Contact Information

1450 Court St., Suite 108
Redding, CA 96001-1661

Phone: (530) 225-5160
Fax: (530) 225-5178
Hours: 8AM to 4PM Monday-Friday

Census 2020

United States Census 2020

What is the Decennial Census?

Every 10 years, the federal government conducts a population count of everyone in the United States. Data from the census provide the basis for distributing more than $675 billion in federal funds annually to communities across the country to support vital programs—impacting housing, education, transportation, employment, health care, and public policy. They also are used to redraw the boundaries of congressional and state legislative districts and accurately determine the number of congressional seats each state has in the U.S. House of Representatives.

Why is it important to me?

Responding to the census is not only your civic duty; it also affects the amount of funding your community receives, how your community plans for the future, and your representation in government. Specifically, data from the 2020 Census are used to:

  • Ensure public services and funding for schools, hospitals, and fire departments.
  • Plan new homes and businesses and improve neighborhoods.
  • Determine how many seats your state is allocated in the House of Representatives.

When will I complete the Census?

The next census will take place in 2020. Beginning in mid-March, people will receive a notice in the mail to complete the 2020 Census. Once you receive it, you can respond online. In May, the U.S. Census Bureau will begin following up in person with households that haven’t responded to the census.

How can I respond?

In 2020, for the first time ever, the U.S. Census Bureau will accept responses online, but you can still respond by phone or mail if you prefer. Responding should take less time than it takes to finish your morning coffee.

What information will be requested?

The Census Bureau will never ask for:

  • Social Security numbers.
  • Bank or credit card account numbers.
  • Money or donations.
  • Anything on behalf of a political party.

Will my information be kept confidential?

Strict federal law protects your census responses. It is against the law for any Census Bureau employee to disclose or publish any census information that identifies an individual. Census Bureau employees take a lifelong pledge of confidentiality to handle data responsibly and keep respondents’ information private. The penalty for wrongful disclosure is a fine of up to $250,000 or imprisonment for up to 5 years, or both. No law enforcement agency (not the DHS, ICE, FBI, or CIA) can access or use your personal information at any time. Data collected can only be used for statistical purposes that help inform important decisions, including how much federal funding your community receives. The Census Bureau has a robust cyber security program that incorporates industry best practices and federal security standards for encrypting data.

How do I distinguish between an authentic U.S. Census Bureau contact and fraudulent activity and scams?

The U.S. Census Bureau will never ask for:

  • Your Social Security number
  • Your mother’s maiden name
  • Money or donations
  • Credit card or bank account information
  • Your personal information through email

If a field representative comes to your home, he or she will always have official Census ID.

What does "residence" mean and how do I count the "residents" in my house?

The general rule of thumb is to count people at their usual residence, which is defined as the place where they live and sleep most of the time.

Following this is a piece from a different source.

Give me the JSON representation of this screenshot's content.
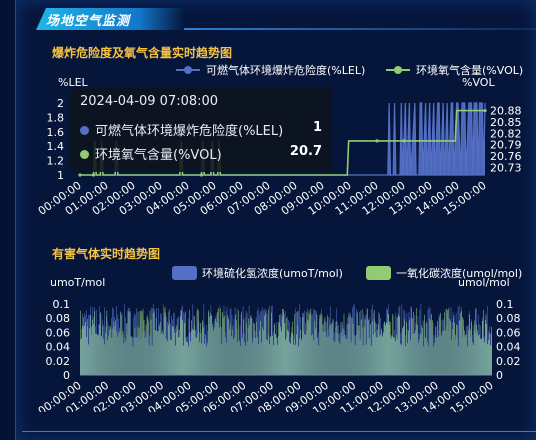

Still, in today’s world where everyone is on the go, sometimes that simple definition is not enough. See the document below for answers to many questions about how and where to count: people away from their residence on census day; people who live or stay in more than one place; college students; people in health care facilities; foreigners and visitors; U.S. military; homeless; and so many more residency situations.